» Your assignment
These entries are to be retyped in full, word for word.

**** Records provided

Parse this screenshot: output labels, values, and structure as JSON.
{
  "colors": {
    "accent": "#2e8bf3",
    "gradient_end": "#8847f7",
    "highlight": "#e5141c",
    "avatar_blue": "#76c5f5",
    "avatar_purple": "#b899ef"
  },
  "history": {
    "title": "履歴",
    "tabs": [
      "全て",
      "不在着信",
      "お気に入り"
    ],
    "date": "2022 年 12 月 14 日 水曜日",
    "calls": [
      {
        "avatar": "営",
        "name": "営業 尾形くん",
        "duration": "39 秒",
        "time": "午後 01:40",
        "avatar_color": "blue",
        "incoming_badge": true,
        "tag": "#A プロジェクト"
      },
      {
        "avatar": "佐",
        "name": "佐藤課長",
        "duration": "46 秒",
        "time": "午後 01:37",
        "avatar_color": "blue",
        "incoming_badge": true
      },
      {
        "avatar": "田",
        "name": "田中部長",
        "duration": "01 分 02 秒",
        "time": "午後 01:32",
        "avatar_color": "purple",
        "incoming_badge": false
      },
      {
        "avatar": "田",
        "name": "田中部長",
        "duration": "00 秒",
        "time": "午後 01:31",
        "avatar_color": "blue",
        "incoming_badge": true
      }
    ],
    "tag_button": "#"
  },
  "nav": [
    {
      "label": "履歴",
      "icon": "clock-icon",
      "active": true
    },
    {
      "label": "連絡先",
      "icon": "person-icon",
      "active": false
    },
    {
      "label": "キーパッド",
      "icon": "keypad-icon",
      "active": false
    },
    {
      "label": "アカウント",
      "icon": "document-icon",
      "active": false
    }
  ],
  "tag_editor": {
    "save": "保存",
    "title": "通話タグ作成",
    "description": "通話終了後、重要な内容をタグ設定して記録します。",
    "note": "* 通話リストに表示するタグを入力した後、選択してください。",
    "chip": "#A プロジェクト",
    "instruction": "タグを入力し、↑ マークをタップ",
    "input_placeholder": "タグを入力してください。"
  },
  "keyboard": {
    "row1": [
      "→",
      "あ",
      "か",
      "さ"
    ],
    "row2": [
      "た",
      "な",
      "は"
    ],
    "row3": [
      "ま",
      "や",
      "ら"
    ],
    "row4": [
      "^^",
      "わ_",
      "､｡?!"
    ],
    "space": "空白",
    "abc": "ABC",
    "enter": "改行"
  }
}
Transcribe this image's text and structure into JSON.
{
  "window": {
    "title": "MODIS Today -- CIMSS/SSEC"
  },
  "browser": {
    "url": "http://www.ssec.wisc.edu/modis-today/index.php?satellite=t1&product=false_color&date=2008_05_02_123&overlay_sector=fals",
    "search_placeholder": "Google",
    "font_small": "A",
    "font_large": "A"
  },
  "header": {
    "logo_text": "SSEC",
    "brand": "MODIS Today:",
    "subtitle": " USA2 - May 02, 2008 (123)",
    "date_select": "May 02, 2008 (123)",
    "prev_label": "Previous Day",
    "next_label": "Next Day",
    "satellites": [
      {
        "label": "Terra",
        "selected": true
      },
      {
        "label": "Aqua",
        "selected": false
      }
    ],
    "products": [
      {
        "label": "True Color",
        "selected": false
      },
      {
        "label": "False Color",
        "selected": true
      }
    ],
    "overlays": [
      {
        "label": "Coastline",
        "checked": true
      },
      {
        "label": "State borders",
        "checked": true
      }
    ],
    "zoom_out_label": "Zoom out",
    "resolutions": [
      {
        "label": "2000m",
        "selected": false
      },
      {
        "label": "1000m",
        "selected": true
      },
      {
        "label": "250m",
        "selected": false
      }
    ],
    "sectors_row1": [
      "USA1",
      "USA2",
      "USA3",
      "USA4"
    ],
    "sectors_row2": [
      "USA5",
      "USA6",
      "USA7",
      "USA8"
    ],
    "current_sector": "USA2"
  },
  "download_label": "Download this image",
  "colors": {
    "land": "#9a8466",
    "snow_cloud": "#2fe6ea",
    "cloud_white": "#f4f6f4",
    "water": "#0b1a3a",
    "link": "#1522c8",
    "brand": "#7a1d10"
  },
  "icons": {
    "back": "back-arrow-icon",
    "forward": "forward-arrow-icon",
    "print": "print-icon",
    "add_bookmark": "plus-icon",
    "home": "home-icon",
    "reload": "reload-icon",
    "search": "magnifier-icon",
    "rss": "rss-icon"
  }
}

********

» Exercise output
Parse this screenshot: output labels, values, and structure as JSON.
{
  "colors": {
    "accent": "#2e8bf3",
    "gradient_end": "#8847f7",
    "highlight": "#e5141c",
    "avatar_blue": "#76c5f5",
    "avatar_purple": "#b899ef"
  },
  "history": {
    "title": "履歴",
    "tabs": [
      "全て",
      "不在着信",
      "お気に入り"
    ],
    "date": "2022 年 12 月 14 日 水曜日",
    "calls": [
      {
        "avatar": "営",
        "name": "営業 尾形くん",
        "duration": "39 秒",
        "time": "午後 01:40",
        "avatar_color": "blue",
        "incoming_badge": true,
        "tag": "#A プロジェクト"
      },
      {
        "avatar": "佐",
        "name": "佐藤課長",
        "duration": "46 秒",
        "time": "午後 01:37",
        "avatar_color": "blue",
        "incoming_badge": true
      },
      {
        "avatar": "田",
        "name": "田中部長",
        "duration": "01 分 02 秒",
        "time": "午後 01:32",
        "avatar_color": "purple",
        "incoming_badge": false
      },
      {
        "avatar": "田",
        "name": "田中部長",
        "duration": "00 秒",
        "time": "午後 01:31",
        "avatar_color": "blue",
        "incoming_badge": true
      }
    ],
    "tag_button": "#"
  },
  "nav": [
    {
      "label": "履歴",
      "icon": "clock-icon",
      "active": true
    },
    {
      "label": "連絡先",
      "icon": "person-icon",
      "active": false
    },
    {
      "label": "キーパッド",
      "icon": "keypad-icon",
      "active": false
    },
    {
      "label": "アカウント",
      "icon": "document-icon",
      "active": false
    }
  ],
  "tag_editor": {
    "save": "保存",
    "title": "通話タグ作成",
    "description": "通話終了後、重要な内容をタグ設定して記録します。",
    "note": "* 通話リストに表示するタグを入力した後、選択してください。",
    "chip": "#A プロジェクト",
    "instruction": "タグを入力し、↑ マークをタップ",
    "input_placeholder": "タグを入力してください。"
  },
  "keyboard": {
    "row1": [
      "→",
      "あ",
      "か",
      "さ"
    ],
    "row2": [
      "た",
      "な",
      "は"
    ],
    "row3": [
      "ま",
      "や",
      "ら"
    ],
    "row4": [
      "^^",
      "わ_",
      "､｡?!"
    ],
    "space": "空白",
    "abc": "ABC",
    "enter": "改行"
  }
}
Transcribe this image's text and structure into JSON.
{
  "window": {
    "title": "MODIS Today -- CIMSS/SSEC"
  },
  "browser": {
    "url": "http://www.ssec.wisc.edu/modis-today/index.php?satellite=t1&product=false_color&date=2008_05_02_123&overlay_sector=fals",
    "search_placeholder": "Google",
    "font_small": "A",
    "font_large": "A"
  },
  "header": {
    "logo_text": "SSEC",
    "brand": "MODIS Today:",
    "subtitle": " USA2 - May 02, 2008 (123)",
    "date_select": "May 02, 2008 (123)",
    "prev_label": "Previous Day",
    "next_label": "Next Day",
    "satellites": [
      {
        "label": "Terra",
        "selected": true
      },
      {
        "label": "Aqua",
        "selected": false
      }
    ],
    "products": [
      {
        "label": "True Color",
        "selected": false
      },
      {
        "label": "False Color",
        "selected": true
      }
    ],
    "overlays": [
      {
        "label": "Coastline",
        "checked": true
      },
      {
        "label": "State borders",
        "checked": true
      }
    ],
    "zoom_out_label": "Zoom out",
    "resolutions": [
      {
        "label": "2000m",
        "selected": false
      },
      {
        "label": "1000m",
        "selected": true
      },
      {
        "label": "250m",
        "selected": false
      }
    ],
    "sectors_row1": [
      "USA1",
      "USA2",
      "USA3",
      "USA4"
    ],
    "sectors_row2": [
      "USA5",
      "USA6",
      "USA7",
      "USA8"
    ],
    "current_sector": "USA2"
  },
  "download_label": "Download this image",
  "colors": {
    "land": "#9a8466",
    "snow_cloud": "#2fe6ea",
    "cloud_white": "#f4f6f4",
    "water": "#0b1a3a",
    "link": "#1522c8",
    "brand": "#7a1d10"
  },
  "icons": {
    "back": "back-arrow-icon",
    "forward": "forward-arrow-icon",
    "print": "print-icon",
    "add_bookmark": "plus-icon",
    "home": "home-icon",
    "reload": "reload-icon",
    "search": "magnifier-icon",
    "rss": "rss-icon"
  }
}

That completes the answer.